======== Available data

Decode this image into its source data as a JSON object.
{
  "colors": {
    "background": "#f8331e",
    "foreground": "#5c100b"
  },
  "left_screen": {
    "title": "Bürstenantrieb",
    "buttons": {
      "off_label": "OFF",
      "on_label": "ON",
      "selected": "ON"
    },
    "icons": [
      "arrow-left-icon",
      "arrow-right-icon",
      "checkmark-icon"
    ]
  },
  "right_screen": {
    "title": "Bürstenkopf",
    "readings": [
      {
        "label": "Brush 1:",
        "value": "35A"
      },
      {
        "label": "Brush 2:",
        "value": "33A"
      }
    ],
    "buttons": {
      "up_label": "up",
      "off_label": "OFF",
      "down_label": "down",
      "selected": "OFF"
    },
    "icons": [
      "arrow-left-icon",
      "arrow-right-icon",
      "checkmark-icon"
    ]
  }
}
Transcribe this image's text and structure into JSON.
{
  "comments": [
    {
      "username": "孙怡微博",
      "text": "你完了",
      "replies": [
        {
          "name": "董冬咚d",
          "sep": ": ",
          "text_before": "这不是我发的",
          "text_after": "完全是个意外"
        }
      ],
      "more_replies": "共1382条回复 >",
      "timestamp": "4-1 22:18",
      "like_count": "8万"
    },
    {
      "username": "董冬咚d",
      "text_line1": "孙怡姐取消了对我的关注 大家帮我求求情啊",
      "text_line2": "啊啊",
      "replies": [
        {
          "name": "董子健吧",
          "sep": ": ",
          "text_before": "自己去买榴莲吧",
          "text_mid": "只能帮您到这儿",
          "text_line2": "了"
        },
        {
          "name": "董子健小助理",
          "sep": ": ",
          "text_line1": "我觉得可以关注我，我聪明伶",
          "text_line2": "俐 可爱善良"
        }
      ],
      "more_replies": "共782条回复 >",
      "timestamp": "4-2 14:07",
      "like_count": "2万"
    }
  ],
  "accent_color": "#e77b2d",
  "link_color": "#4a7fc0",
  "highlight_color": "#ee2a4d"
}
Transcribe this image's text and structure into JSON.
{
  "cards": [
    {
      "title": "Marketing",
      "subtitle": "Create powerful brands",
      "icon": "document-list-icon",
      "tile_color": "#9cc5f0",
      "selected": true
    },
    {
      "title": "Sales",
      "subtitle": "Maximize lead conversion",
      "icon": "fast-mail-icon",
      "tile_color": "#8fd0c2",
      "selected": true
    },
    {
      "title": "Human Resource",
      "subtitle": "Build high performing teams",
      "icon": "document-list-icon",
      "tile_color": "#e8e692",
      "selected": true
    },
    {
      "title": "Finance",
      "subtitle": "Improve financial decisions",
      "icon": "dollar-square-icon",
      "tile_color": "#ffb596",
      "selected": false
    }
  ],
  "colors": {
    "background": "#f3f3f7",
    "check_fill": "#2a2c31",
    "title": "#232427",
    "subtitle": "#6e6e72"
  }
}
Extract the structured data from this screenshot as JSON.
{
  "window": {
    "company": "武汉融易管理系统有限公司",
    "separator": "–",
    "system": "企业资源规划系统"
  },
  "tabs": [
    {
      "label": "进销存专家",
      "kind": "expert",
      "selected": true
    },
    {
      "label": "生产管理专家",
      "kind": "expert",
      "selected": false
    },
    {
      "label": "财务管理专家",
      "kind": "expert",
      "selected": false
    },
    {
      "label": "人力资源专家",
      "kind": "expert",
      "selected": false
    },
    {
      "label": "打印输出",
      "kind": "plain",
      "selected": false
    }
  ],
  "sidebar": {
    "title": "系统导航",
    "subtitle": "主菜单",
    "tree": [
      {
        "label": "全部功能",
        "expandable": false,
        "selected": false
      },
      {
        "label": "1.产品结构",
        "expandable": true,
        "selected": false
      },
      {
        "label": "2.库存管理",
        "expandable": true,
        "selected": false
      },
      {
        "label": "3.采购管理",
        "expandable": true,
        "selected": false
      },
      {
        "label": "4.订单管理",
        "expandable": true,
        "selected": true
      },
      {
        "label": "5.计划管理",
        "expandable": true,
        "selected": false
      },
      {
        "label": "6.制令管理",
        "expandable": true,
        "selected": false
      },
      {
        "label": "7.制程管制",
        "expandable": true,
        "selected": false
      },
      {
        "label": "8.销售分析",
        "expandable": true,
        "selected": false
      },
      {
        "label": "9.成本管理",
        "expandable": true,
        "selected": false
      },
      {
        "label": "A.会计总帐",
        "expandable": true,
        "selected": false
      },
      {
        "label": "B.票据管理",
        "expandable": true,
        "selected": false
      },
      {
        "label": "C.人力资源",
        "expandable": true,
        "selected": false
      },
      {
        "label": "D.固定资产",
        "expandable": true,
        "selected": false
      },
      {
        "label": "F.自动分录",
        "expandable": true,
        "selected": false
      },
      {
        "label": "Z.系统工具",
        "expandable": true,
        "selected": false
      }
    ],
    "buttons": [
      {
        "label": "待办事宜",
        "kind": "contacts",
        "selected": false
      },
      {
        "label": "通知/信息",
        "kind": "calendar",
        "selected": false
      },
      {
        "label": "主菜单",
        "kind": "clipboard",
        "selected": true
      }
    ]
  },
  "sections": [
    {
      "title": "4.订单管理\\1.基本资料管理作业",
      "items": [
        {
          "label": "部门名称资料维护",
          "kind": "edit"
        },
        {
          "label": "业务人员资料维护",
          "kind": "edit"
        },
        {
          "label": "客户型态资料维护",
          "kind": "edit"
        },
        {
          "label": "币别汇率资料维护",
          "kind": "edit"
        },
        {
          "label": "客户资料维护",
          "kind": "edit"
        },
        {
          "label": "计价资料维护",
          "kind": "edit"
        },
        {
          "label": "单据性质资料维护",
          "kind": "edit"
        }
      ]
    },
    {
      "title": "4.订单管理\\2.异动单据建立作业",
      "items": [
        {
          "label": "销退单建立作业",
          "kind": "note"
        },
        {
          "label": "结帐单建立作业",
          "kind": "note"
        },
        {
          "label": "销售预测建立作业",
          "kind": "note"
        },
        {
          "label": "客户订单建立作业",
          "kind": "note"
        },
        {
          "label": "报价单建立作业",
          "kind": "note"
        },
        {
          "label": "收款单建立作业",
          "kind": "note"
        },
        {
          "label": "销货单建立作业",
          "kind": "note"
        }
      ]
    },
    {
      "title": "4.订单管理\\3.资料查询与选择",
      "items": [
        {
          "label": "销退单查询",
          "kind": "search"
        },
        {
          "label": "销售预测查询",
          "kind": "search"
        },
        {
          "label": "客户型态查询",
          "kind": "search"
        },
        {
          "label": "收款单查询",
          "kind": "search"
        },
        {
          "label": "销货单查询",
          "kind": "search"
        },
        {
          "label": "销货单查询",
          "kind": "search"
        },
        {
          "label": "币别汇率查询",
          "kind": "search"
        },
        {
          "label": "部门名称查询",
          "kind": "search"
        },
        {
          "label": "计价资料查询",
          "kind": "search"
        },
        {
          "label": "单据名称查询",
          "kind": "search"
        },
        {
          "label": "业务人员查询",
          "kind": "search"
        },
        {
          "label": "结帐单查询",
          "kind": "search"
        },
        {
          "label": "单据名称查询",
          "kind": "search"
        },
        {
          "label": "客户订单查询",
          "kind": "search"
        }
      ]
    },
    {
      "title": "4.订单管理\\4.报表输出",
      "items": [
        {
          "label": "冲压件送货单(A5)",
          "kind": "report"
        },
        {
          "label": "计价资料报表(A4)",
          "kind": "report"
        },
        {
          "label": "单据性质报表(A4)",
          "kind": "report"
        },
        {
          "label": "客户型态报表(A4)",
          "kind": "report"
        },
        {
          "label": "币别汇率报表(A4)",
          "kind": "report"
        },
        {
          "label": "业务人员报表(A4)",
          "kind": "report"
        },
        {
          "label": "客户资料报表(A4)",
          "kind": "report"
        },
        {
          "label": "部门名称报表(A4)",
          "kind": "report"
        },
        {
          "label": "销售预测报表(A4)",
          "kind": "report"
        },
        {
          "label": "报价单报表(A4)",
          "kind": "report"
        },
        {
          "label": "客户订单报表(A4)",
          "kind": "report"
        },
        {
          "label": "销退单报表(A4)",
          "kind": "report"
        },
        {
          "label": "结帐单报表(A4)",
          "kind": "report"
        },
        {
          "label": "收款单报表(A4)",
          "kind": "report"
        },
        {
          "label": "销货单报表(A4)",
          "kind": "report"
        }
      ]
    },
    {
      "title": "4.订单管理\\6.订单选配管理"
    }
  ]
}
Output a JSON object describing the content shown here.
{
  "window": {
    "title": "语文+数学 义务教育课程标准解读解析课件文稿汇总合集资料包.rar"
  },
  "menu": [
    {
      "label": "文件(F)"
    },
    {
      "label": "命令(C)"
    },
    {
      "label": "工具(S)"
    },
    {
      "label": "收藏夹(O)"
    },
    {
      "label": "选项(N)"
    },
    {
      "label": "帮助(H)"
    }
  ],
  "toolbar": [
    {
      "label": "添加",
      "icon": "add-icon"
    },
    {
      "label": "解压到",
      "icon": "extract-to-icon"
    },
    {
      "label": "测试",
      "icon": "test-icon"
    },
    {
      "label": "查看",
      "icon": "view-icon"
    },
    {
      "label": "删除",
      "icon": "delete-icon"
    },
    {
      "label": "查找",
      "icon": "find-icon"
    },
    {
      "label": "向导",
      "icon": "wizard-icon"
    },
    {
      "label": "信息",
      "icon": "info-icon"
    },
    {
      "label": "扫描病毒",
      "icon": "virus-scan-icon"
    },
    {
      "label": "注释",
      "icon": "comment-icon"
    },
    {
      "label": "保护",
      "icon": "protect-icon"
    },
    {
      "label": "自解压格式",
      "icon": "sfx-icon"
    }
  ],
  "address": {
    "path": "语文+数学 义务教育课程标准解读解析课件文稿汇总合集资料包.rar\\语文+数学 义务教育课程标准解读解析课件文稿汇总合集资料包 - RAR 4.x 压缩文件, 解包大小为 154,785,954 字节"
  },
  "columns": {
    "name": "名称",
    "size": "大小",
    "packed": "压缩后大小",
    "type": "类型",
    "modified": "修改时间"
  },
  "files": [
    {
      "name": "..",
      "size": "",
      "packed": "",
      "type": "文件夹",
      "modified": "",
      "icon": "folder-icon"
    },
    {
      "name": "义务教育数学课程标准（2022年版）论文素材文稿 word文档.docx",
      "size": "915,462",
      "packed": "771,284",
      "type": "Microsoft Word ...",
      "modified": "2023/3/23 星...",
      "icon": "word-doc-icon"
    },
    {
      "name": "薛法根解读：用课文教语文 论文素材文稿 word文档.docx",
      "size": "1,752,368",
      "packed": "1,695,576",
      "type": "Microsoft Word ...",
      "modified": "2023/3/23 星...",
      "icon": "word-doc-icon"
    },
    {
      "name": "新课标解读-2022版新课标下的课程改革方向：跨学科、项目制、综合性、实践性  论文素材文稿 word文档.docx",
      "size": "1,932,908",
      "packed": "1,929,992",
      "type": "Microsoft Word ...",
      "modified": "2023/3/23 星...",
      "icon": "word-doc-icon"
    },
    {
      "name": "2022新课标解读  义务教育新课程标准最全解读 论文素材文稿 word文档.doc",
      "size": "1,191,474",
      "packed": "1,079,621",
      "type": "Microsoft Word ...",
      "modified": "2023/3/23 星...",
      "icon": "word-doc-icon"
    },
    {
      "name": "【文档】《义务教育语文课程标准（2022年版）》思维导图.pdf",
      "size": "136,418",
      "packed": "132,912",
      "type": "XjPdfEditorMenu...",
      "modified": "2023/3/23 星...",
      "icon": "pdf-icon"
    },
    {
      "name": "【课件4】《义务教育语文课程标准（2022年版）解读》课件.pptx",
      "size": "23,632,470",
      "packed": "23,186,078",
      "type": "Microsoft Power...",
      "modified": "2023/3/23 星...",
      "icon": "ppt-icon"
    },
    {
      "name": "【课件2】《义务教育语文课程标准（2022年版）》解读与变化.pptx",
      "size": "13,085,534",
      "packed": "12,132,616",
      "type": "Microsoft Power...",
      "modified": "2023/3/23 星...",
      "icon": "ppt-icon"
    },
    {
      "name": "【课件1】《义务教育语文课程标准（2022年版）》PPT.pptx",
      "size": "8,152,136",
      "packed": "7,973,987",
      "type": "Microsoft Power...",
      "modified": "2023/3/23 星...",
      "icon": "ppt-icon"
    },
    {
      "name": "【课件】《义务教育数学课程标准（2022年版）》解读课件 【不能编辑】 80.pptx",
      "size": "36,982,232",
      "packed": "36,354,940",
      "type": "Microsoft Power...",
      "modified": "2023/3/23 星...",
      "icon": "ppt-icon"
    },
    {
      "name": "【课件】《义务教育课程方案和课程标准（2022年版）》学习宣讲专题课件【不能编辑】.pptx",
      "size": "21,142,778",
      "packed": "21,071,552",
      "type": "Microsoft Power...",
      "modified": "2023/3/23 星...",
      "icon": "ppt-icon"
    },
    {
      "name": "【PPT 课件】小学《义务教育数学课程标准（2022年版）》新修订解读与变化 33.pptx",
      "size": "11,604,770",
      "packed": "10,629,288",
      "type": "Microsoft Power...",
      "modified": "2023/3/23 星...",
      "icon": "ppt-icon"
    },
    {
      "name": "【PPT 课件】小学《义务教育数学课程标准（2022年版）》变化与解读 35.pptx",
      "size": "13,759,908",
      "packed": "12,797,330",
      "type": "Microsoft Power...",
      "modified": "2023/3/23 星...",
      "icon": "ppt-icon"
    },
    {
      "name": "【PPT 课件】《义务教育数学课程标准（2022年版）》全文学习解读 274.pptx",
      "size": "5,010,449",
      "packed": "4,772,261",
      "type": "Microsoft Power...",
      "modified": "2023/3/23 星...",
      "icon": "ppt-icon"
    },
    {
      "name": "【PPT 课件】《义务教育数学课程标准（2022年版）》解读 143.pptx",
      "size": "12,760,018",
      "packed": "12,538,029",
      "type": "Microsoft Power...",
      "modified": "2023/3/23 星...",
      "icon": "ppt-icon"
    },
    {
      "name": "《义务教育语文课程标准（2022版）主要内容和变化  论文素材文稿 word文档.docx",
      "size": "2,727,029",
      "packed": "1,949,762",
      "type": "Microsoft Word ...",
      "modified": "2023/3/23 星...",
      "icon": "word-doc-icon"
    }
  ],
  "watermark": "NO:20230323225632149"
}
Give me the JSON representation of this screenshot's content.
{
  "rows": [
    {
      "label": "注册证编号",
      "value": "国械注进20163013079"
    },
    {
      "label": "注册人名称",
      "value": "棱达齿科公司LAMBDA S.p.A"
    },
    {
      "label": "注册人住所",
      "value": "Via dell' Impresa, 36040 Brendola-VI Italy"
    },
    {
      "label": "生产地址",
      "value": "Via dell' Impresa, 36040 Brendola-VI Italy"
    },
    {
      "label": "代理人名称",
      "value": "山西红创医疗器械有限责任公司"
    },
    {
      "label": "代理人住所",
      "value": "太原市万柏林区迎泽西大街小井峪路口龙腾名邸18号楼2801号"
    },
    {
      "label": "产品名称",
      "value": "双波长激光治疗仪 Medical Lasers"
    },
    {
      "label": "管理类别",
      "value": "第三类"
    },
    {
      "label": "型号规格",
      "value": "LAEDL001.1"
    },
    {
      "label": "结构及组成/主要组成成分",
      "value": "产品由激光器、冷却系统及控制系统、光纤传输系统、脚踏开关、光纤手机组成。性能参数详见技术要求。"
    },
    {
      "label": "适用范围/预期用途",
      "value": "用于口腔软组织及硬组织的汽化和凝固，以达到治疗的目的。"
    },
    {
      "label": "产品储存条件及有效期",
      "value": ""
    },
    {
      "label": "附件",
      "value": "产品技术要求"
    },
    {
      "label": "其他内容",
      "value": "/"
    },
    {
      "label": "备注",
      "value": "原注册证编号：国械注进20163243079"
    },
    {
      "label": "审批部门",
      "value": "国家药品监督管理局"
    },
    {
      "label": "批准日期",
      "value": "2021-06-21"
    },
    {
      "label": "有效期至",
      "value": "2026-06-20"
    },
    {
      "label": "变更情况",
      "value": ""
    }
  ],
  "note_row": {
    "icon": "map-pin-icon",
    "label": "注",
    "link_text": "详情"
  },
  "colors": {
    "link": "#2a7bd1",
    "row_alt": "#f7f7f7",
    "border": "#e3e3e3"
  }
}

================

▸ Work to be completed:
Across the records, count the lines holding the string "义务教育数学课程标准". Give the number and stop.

▸ Response box:
6